Crude oil prices started the week with a loss as traders await the latest inflation reading from the United States and the market prices in Russia’s stated plans to reduce oil production by half a million barrels.
The Bureau of Labor Statistics is releasing its consumer price index report for January tomorrow but a revision of December figures released last Friday showed that CPI for the last month of 2022 actually increased instead of decreasing as initially reported by the BLS.
The January reading is seen by analysts at 0.4 percent, according to a Reuters survey.
On top of worries about U.S. inflation and its effect on oil demand, traders are also bracing for news from the Fed this week.
“Crude prices are softening as energy traders anticipate a potentially weakening crude demand outlook as a pivotal inflation report could force the Fed to tighten policy much more aggressively,” senior OANDA analyst Edward Moya told Reuters.
“This week could deliver a make or break moment in how bad of a recession Wall Street prices in.”
Meanwhile, Russia’s production cut announcement, which contributed to last week’s rally in oil prices has run its course, with analysts noting that such a cut was already priced in.

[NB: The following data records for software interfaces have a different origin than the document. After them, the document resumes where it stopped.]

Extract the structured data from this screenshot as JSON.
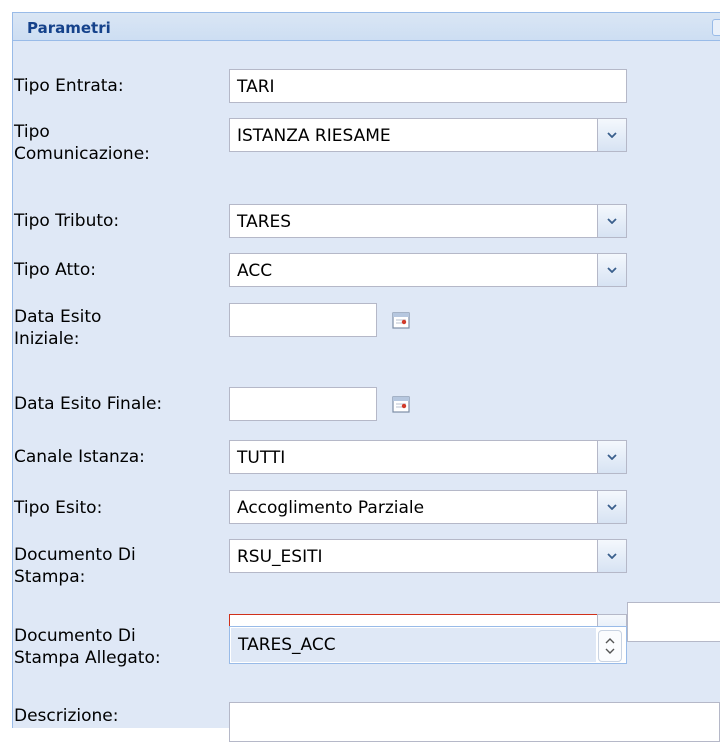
{
  "panel": {
    "title": "Parametri"
  },
  "fields": {
    "tipo_entrata": {
      "label": "Tipo Entrata:",
      "value": "TARI"
    },
    "tipo_comunicazione": {
      "label_line1": "Tipo",
      "label_line2": "Comunicazione:",
      "value": "ISTANZA RIESAME"
    },
    "tipo_tributo": {
      "label": "Tipo Tributo:",
      "value": "TARES"
    },
    "tipo_atto": {
      "label": "Tipo Atto:",
      "value": "ACC"
    },
    "data_esito_iniziale": {
      "label_line1": "Data Esito",
      "label_line2": "Iniziale:",
      "value": ""
    },
    "data_esito_finale": {
      "label": "Data Esito Finale:",
      "value": ""
    },
    "canale_istanza": {
      "label": "Canale Istanza:",
      "value": "TUTTI"
    },
    "tipo_esito": {
      "label": "Tipo Esito:",
      "value": "Accoglimento Parziale"
    },
    "documento_stampa": {
      "label_line1": "Documento Di",
      "label_line2": "Stampa:",
      "value": "RSU_ESITI"
    },
    "documento_stampa_allegato": {
      "label_line1": "Documento Di",
      "label_line2": "Stampa Allegato:",
      "value": ""
    },
    "descrizione": {
      "label": "Descrizione:",
      "value": ""
    }
  },
  "dropdown": {
    "options": [
      "TARES_ACC"
    ]
  },
  "icons": {
    "combo_trigger": "chevron-down-icon",
    "date_trigger": "calendar-icon",
    "spinner": "up-down-icon"
  },
  "colors": {
    "header_text": "#15428b",
    "invalid_border": "#d0301a",
    "panel_bg": "#dfe8f6"
  }
}
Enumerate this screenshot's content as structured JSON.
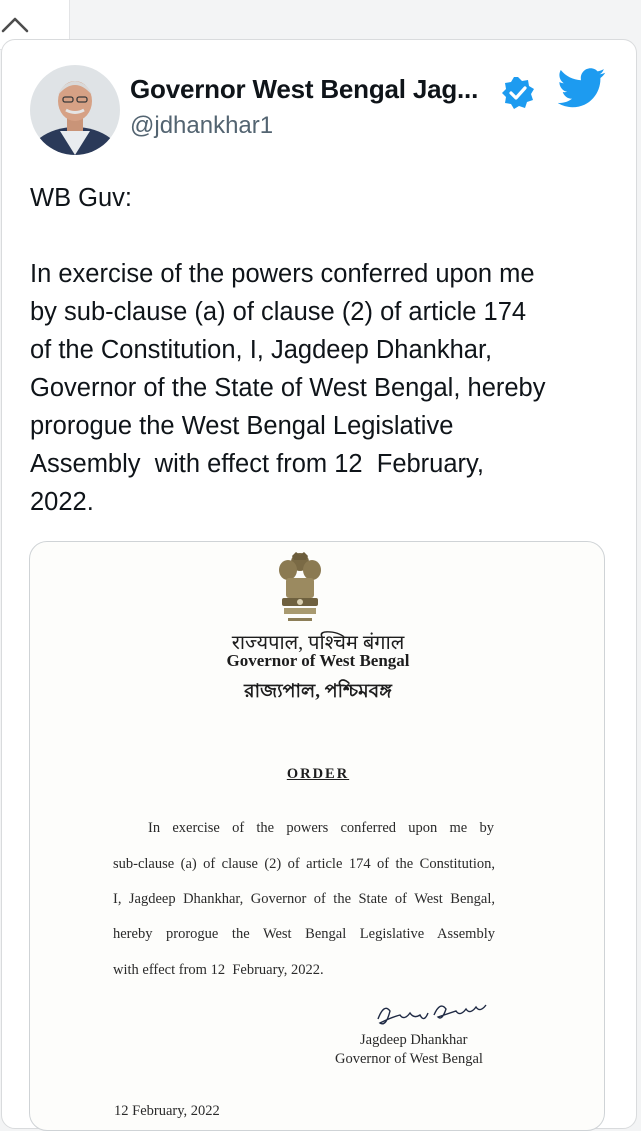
{
  "tweet": {
    "author_name": "Governor West Bengal Jag...",
    "handle": "@jdhankhar1",
    "intro": "WB Guv:",
    "body_lines": [
      "In exercise of the powers conferred upon me",
      "by sub-clause (a) of clause (2) of article 174",
      "of the Constitution, I, Jagdeep Dhankhar,",
      "Governor of the State of West Bengal, hereby",
      "prorogue the West Bengal Legislative",
      "Assembly  with effect from 12  February,",
      "2022."
    ]
  },
  "document": {
    "header_hindi": "राज्यपाल, पश्चिम बंगाल",
    "header_english": "Governor of West Bengal",
    "header_bengali": "রাজ্যপাল, পশ্চিমবঙ্গ",
    "title": "ORDER",
    "body_lines": [
      "In exercise of the powers conferred upon me by",
      "sub-clause (a) of clause (2) of article 174 of the Constitution,",
      "I, Jagdeep Dhankhar, Governor of the State of West Bengal,",
      "hereby prorogue the West Bengal Legislative Assembly",
      "with effect from 12  February, 2022."
    ],
    "signatory_name": "Jagdeep Dhankhar",
    "signatory_title": "Governor of West Bengal",
    "date": "12 February, 2022"
  },
  "colors": {
    "twitter_blue": "#1d9bf0",
    "text_primary": "#0f1419",
    "text_secondary": "#536471"
  },
  "icons": [
    "chevron-up-icon",
    "verified-badge-icon",
    "twitter-bird-icon"
  ]
}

“These cuts do not change our view on the market, given that we were already assuming that Russia would have to reduce supply as a result of the EU ban on oil and refined products. The weakness that we are seeing in prices in early morning trading today likely reflects the market coming to the realization that these cuts are already largely priced in,” ING wrote in a note, quoted by Investing.com.